WHAT IS REQUIRED: Copy every entry exactly as given, minus the images.

Items from an interface collection
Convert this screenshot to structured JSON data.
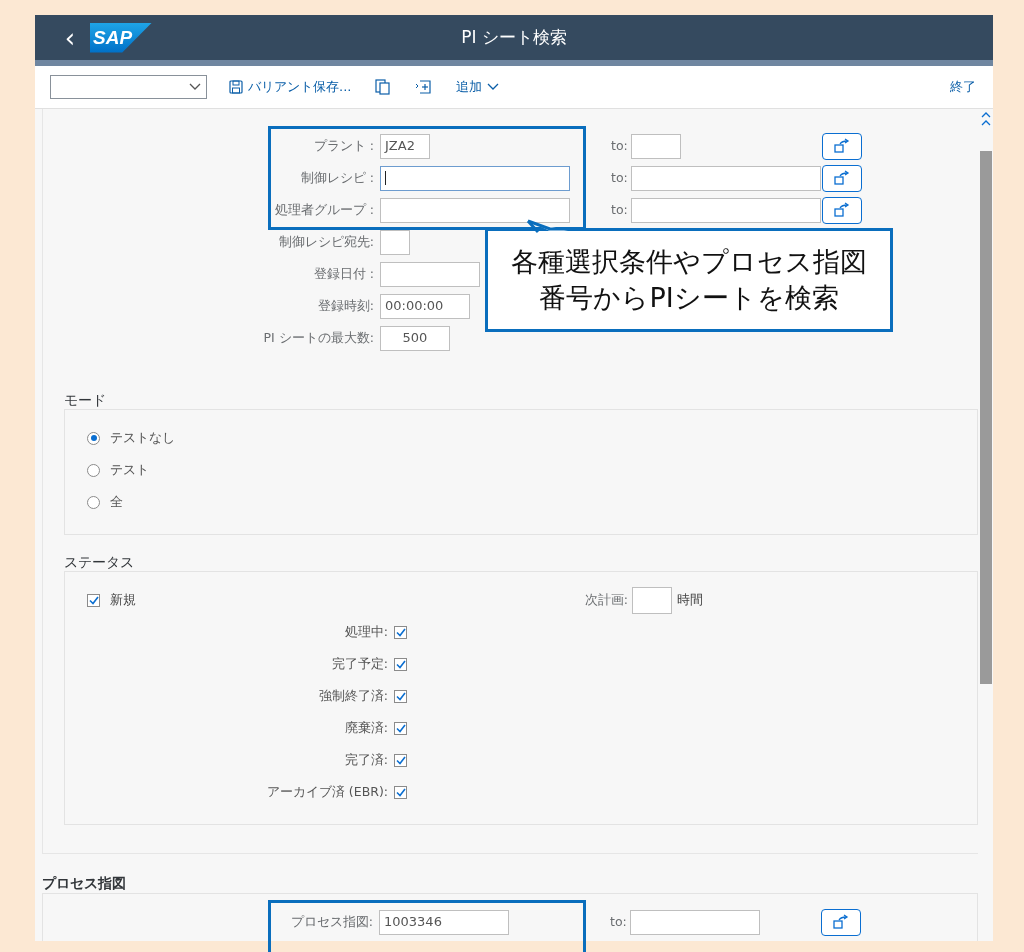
{
  "header": {
    "back": "‹",
    "logo": "SAP",
    "title": "PI シート検索"
  },
  "toolbar": {
    "save_variant": "バリアント保存...",
    "add": "追加",
    "exit": "終了"
  },
  "fields": [
    {
      "label": "プラント :",
      "value": "JZA2",
      "kind": "short",
      "to_label": "to:",
      "focused": false
    },
    {
      "label": "制御レシピ :",
      "kind": "long",
      "to_label": "to:",
      "focused": true
    },
    {
      "label": "処理者グループ :",
      "kind": "long",
      "to_label": "to:",
      "focused": false
    },
    {
      "label": "制御レシピ宛先:",
      "kind": "tiny",
      "focused": false
    },
    {
      "label": "登録日付 :",
      "kind": "date",
      "focused": false
    },
    {
      "label": "登録時刻:",
      "value": "00:00:00",
      "kind": "time",
      "focused": false
    },
    {
      "label": "PI シートの最大数:",
      "value": "500",
      "kind": "number",
      "focused": false
    }
  ],
  "mode": {
    "title": "モード",
    "options": [
      {
        "label": "テストなし",
        "selected": true
      },
      {
        "label": "テスト",
        "selected": false
      },
      {
        "label": "全",
        "selected": false
      }
    ]
  },
  "status": {
    "title": "ステータス",
    "primary": {
      "label": "新規",
      "checked": true
    },
    "next_plan": {
      "label": "次計画:",
      "unit": "時間"
    },
    "items": [
      {
        "label": "処理中:",
        "checked": true
      },
      {
        "label": "完了予定:",
        "checked": true
      },
      {
        "label": "強制終了済:",
        "checked": true
      },
      {
        "label": "廃棄済:",
        "checked": true
      },
      {
        "label": "完了済:",
        "checked": true
      },
      {
        "label": "アーカイブ済 (EBR):",
        "checked": true
      }
    ]
  },
  "process_order": {
    "title": "プロセス指図",
    "label": "プロセス指図:",
    "value": "1003346",
    "to_label": "to:"
  },
  "callout": {
    "lines": [
      "各種選択条件やプロセス指図",
      "番号からPIシートを検索"
    ]
  }
}
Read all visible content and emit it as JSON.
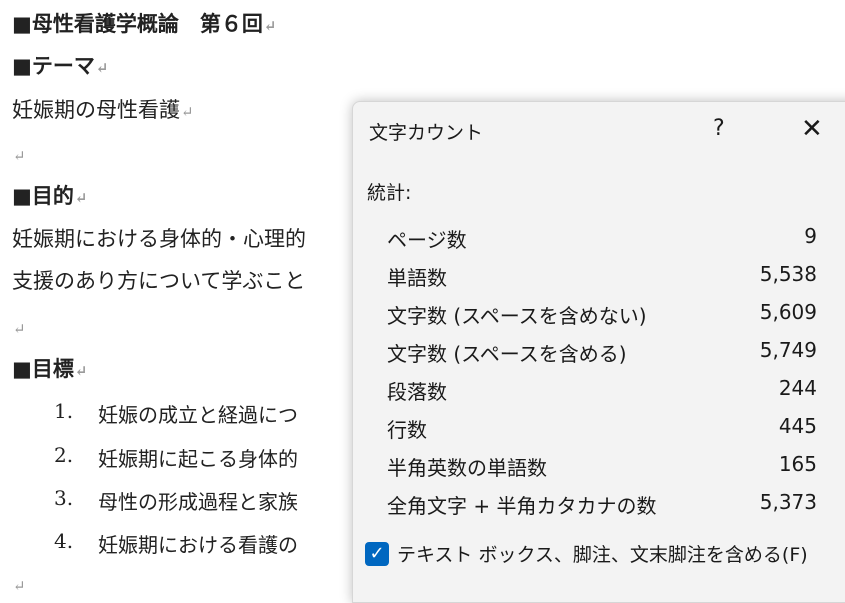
{
  "document": {
    "heading_title": "■母性看護学概論　第６回",
    "heading_theme": "■テーマ",
    "theme_text": "妊娠期の母性看護",
    "heading_purpose": "■目的",
    "purpose_line1": "妊娠期における身体的・心理的",
    "purpose_line2": "支援のあり方について学ぶこと",
    "heading_goals": "■目標",
    "goals": [
      {
        "num": "1.",
        "text": "妊娠の成立と経過につ"
      },
      {
        "num": "2.",
        "text": "妊娠期に起こる身体的"
      },
      {
        "num": "3.",
        "text": "母性の形成過程と家族"
      },
      {
        "num": "4.",
        "text": "妊娠期における看護の"
      }
    ],
    "paragraph_mark": "↵"
  },
  "dialog": {
    "title": "文字カウント",
    "help_label": "?",
    "close_label": "✕",
    "section_label": "統計:",
    "stats": [
      {
        "label": "ページ数",
        "value": "9"
      },
      {
        "label": "単語数",
        "value": "5,538"
      },
      {
        "label": "文字数 (スペースを含めない)",
        "value": "5,609"
      },
      {
        "label": "文字数 (スペースを含める)",
        "value": "5,749"
      },
      {
        "label": "段落数",
        "value": "244"
      },
      {
        "label": "行数",
        "value": "445"
      },
      {
        "label": "半角英数の単語数",
        "value": "165"
      },
      {
        "label": "全角文字 + 半角カタカナの数",
        "value": "5,373"
      }
    ],
    "checkbox_label": "テキスト ボックス、脚注、文末脚注を含める(F)",
    "checkbox_checked": true,
    "checkbox_mark": "✓"
  }
}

ANSWER:
Convert this screenshot to structured JSON data.
{
  "header": {
    "back": "‹",
    "logo": "SAP",
    "title": "PI シート検索"
  },
  "toolbar": {
    "save_variant": "バリアント保存...",
    "add": "追加",
    "exit": "終了"
  },
  "fields": [
    {
      "label": "プラント :",
      "value": "JZA2",
      "kind": "short",
      "to_label": "to:",
      "focused": false
    },
    {
      "label": "制御レシピ :",
      "kind": "long",
      "to_label": "to:",
      "focused": true
    },
    {
      "label": "処理者グループ :",
      "kind": "long",
      "to_label": "to:",
      "focused": false
    },
    {
      "label": "制御レシピ宛先:",
      "kind": "tiny",
      "focused": false
    },
    {
      "label": "登録日付 :",
      "kind": "date",
      "focused": false
    },
    {
      "label": "登録時刻:",
      "value": "00:00:00",
      "kind": "time",
      "focused": false
    },
    {
      "label": "PI シートの最大数:",
      "value": "500",
      "kind": "number",
      "focused": false
    }
  ],
  "mode": {
    "title": "モード",
    "options": [
      {
        "label": "テストなし",
        "selected": true
      },
      {
        "label": "テスト",
        "selected": false
      },
      {
        "label": "全",
        "selected": false
      }
    ]
  },
  "status": {
    "title": "ステータス",
    "primary": {
      "label": "新規",
      "checked": true
    },
    "next_plan": {
      "label": "次計画:",
      "unit": "時間"
    },
    "items": [
      {
        "label": "処理中:",
        "checked": true
      },
      {
        "label": "完了予定:",
        "checked": true
      },
      {
        "label": "強制終了済:",
        "checked": true
      },
      {
        "label": "廃棄済:",
        "checked": true
      },
      {
        "label": "完了済:",
        "checked": true
      },
      {
        "label": "アーカイブ済 (EBR):",
        "checked": true
      }
    ]
  },
  "process_order": {
    "title": "プロセス指図",
    "label": "プロセス指図:",
    "value": "1003346",
    "to_label": "to:"
  },
  "callout": {
    "lines": [
      "各種選択条件やプロセス指図",
      "番号からPIシートを検索"
    ]
  }
}
Read all visible content and emit it as JSON.
{
  "document": {
    "heading_title": "■母性看護学概論　第６回",
    "heading_theme": "■テーマ",
    "theme_text": "妊娠期の母性看護",
    "heading_purpose": "■目的",
    "purpose_line1": "妊娠期における身体的・心理的",
    "purpose_line2": "支援のあり方について学ぶこと",
    "heading_goals": "■目標",
    "goals": [
      {
        "num": "1.",
        "text": "妊娠の成立と経過につ"
      },
      {
        "num": "2.",
        "text": "妊娠期に起こる身体的"
      },
      {
        "num": "3.",
        "text": "母性の形成過程と家族"
      },
      {
        "num": "4.",
        "text": "妊娠期における看護の"
      }
    ],
    "paragraph_mark": "↵"
  },
  "dialog": {
    "title": "文字カウント",
    "help_label": "?",
    "close_label": "✕",
    "section_label": "統計:",
    "stats": [
      {
        "label": "ページ数",
        "value": "9"
      },
      {
        "label": "単語数",
        "value": "5,538"
      },
      {
        "label": "文字数 (スペースを含めない)",
        "value": "5,609"
      },
      {
        "label": "文字数 (スペースを含める)",
        "value": "5,749"
      },
      {
        "label": "段落数",
        "value": "244"
      },
      {
        "label": "行数",
        "value": "445"
      },
      {
        "label": "半角英数の単語数",
        "value": "165"
      },
      {
        "label": "全角文字 + 半角カタカナの数",
        "value": "5,373"
      }
    ],
    "checkbox_label": "テキスト ボックス、脚注、文末脚注を含める(F)",
    "checkbox_checked": true,
    "checkbox_mark": "✓"
  }
}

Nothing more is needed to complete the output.